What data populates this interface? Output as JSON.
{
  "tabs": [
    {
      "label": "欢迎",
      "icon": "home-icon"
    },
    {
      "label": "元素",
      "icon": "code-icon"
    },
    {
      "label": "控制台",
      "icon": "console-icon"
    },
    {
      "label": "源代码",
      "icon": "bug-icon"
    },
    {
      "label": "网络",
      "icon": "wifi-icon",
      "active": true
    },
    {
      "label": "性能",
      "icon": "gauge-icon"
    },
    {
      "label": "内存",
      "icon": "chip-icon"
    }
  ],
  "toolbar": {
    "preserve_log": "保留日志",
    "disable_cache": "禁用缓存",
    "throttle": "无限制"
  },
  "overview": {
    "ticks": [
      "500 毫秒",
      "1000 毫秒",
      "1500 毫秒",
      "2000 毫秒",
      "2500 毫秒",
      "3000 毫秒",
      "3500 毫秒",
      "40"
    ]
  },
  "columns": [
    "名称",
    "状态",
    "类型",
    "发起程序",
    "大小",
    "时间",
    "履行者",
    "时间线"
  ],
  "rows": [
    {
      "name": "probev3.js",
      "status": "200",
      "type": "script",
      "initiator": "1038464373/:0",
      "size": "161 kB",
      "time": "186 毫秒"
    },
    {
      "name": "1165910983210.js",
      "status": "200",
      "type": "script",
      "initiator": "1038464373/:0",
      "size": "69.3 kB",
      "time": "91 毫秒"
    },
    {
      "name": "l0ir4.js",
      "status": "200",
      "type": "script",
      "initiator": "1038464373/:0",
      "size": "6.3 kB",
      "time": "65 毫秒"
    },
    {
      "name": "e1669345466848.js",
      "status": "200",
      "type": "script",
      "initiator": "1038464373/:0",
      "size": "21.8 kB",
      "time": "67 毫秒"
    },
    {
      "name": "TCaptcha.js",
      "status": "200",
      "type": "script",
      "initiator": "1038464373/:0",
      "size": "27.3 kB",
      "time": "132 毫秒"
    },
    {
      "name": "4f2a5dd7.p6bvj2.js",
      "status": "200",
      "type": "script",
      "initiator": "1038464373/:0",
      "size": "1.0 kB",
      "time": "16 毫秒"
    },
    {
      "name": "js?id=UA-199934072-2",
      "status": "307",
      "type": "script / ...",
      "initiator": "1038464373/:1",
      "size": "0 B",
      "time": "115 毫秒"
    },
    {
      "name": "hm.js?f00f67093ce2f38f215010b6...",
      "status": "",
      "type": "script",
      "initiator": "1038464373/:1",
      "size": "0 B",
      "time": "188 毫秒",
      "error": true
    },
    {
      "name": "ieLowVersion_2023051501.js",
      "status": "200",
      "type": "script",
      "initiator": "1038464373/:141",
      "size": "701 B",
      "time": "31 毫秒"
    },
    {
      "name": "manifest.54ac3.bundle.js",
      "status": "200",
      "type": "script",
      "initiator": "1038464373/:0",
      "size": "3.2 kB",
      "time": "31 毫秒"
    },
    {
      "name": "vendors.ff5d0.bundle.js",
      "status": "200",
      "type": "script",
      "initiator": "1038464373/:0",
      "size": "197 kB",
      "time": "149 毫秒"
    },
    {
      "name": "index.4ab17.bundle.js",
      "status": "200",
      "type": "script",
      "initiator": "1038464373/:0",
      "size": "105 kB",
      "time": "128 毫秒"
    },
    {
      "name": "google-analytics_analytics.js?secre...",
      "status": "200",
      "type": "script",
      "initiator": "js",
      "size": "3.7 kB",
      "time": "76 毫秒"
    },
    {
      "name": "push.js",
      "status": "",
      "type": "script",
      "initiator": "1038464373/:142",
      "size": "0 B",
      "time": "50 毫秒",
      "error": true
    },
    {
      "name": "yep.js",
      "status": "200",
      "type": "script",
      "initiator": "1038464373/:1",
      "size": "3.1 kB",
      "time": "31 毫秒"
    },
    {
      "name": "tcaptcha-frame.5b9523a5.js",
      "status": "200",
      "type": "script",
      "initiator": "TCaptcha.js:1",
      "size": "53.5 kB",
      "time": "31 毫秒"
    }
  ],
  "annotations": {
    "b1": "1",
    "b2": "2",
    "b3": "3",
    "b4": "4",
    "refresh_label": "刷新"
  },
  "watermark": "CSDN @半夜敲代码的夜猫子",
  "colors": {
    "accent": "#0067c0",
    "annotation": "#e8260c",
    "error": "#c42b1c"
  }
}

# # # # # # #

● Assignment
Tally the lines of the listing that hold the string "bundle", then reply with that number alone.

● Your solution
3